The emerald is the chromium-containing variety of the mineral beryl [Ref 1]. Its’ beautiful, vibrant, deep green color has made it a great favorite among those that create beautiful jewelry and art works from it, gem & mineral collectors and those who wear it. Witness the Hooker Emerald, set with diamonds, in a brooch, seen in Figure 1 [Ref 2]. Mined in Colombia, polished in Europe, and sold in the 17th century to the ruling family of the Ottoman Empire, it was then auctioned in 1911 to Tiffany & Company and ultimately set in a brooch. It finally sold to Janet Annenberg Hooker who donated the brooch to the Smithsonian Institution.
A HISTORY OF EMERALDS THROUGH JEWELRY AND ART WORKS
In this blog I’ll describe the ancient history of the emerald as a gemstone, beginning
with their earliest-known written description in the Egyptian Papyrus Prisse during the twelfth dynasty of Egypt, from 1991-1802 BC [Ref 4], and arbitrarily ending with jewelry of the Georgian Era[Ref 5] in Europe and the end of the of the Ottoman Empire[Ref 6] in the East at the end of World War I.
Ancient History of Emeralds As A Gemstone
The name Emerald, evolved from esmeralde in 16th century Latin.
Emerald is an ancient gemstone. The first known written word about emeralds appeared in the Papyrus Prisse [Ref4] dated in the twelfth dynasty of Egypt (1991-1802 BC [Ref 7] and in which was written “But good words are more difficult to find than the emerald”. Emeralds were mined in Egypt, with the earliest-known mines operating from at least 300BC into the 1700s. Emeralds, highly prized by Cleopatra, probably came from these mines.
The Roman scholar Pliny, was first to suggest that emerald was a member of the larger family of the mineral beryl.
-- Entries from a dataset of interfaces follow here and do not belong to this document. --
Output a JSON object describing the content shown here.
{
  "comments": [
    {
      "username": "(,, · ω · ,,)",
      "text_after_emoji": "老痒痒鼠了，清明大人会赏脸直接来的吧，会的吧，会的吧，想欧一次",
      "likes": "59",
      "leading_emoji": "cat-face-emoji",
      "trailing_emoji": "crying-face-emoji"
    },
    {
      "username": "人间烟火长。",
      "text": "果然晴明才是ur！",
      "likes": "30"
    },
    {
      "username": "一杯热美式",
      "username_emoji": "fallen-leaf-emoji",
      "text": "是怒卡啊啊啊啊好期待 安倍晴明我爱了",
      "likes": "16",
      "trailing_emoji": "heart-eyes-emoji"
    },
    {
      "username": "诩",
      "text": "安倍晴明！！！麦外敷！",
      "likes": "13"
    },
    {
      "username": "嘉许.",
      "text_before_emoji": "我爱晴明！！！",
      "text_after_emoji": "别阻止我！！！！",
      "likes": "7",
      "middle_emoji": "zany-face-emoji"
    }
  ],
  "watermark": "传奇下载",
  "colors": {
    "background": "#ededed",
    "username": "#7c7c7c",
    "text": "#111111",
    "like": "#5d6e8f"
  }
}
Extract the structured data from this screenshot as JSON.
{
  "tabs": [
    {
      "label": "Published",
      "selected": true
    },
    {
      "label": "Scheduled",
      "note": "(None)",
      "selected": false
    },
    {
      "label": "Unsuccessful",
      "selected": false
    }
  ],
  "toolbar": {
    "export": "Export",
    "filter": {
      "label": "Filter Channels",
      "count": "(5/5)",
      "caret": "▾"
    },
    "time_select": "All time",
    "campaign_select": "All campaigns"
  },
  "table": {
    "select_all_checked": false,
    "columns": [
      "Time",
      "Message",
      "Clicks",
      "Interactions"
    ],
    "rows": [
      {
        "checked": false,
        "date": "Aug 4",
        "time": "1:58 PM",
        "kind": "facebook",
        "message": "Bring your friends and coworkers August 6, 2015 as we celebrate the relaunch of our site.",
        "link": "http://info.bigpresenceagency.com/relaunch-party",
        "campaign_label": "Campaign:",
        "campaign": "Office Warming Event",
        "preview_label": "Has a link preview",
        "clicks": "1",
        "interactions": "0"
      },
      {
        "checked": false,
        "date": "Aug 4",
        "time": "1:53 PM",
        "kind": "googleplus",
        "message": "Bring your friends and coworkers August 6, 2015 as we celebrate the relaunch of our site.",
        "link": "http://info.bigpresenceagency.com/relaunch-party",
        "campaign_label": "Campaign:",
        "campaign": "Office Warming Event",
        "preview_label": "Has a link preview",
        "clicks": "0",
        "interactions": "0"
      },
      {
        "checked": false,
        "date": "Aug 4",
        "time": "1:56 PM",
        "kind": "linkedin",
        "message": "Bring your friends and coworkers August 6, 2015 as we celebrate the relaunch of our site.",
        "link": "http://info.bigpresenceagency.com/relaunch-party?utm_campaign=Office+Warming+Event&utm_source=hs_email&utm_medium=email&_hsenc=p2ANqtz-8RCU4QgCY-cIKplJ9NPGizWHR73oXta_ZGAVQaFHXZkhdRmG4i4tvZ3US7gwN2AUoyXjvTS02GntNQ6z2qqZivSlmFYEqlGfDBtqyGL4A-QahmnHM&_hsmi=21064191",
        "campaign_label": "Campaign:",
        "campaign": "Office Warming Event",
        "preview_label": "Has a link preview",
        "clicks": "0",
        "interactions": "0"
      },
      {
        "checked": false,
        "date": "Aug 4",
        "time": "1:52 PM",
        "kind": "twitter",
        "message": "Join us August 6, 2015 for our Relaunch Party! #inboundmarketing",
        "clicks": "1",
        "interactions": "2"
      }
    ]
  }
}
Only in the 19th century did science recognize this relationship.
The emerald mines of ancient Egypt, known as the mines of Cleopatra, were located approximately 180 miles (300 KM) SSE of present-day Cairo, in a coastal region along the Red Sea, as shown in the map in Reference 8. Their history and locations are further discussed in Reference 9. The mines were the major source of emeralds for both Europe and the East, until emeralds of finer quality and greater abundance were found in Colombia in the 1520’s[Ref 8, Ref 9].
History of Emeralds in the Americas
Emeralds were prized by the Aztec, Olmec, Mayan, and Incan cultures of Middle and South America. They have been mined since early times, in areas of what is now Colombia, as evidenced by the Olmec carving “Emerald Man”, shown in Figure 2, which dates from approximately 500 BC to 250 AD [Ref 10].
Upon arriving in Mexico and Peru in the 16th Century, conquistadors discovered the natives of these lands possessed large, beautiful emeralds in the form of carved jewelry and artworks. Five gemstones brought by Cortez to Spain were cut into shapes of flowers, fishes and other natural objects. Emerald carving was an ancient art in the cultures of central and south America.
Emeralds were prized as an ornamental gemstone and held to be sacred. They were offered to their Gods and buried with their dead. However, the Conquistadors failed in their search for the sources of emeralds in Mexico and Peru. They desecrated sacred places in their searches, amassing a large treasure trove. Jose d’Costa reported that the ship on which he sailed from Peru to Spain in 1587 carried two cases, each with at least a hundredweight of emeralds.
The conquistadors failure in their search for the sources of the emeralds in Mexico and Peru was because the emeralds were mined only in the heartlands of the Chibcha Indians at Chivor, and the Muzo Indians at Muzo, in what is now Colombia. (Mines in these places still produce emeralds). Trade routes for emeralds extended to Mexico in the north and to Bolivia in the south. Ther’s a good chance that the “Emerald Man” was carved from a stone from one of these mines.
Ancient Emerald Jewelry of Europe and the East
Through trade routes, emeralds from the mines in Egypt were disseminated and reached artisans in ancient Europe [Ref 11], and in the Middle East, as evidenced by their creations of jewelry and art works. The craftsmanship and beauty of their works are exemplified in Figures 2-34.
For slide shows of the galleries please make two, one for ancient Europe and one for the Eastern Mughal and Ottoman jewelery and separate references accordingly. Thanks.
A Gallery of Emerald Jewelry of Ancient Europe
The jewelry in this gallery spans the time period between the 2nd Century BC to 1780 AD in the Georgian Era.
The hull, mast, and sail are of emerald. The caravel is a small ship designed for maneuverability [Ref 21].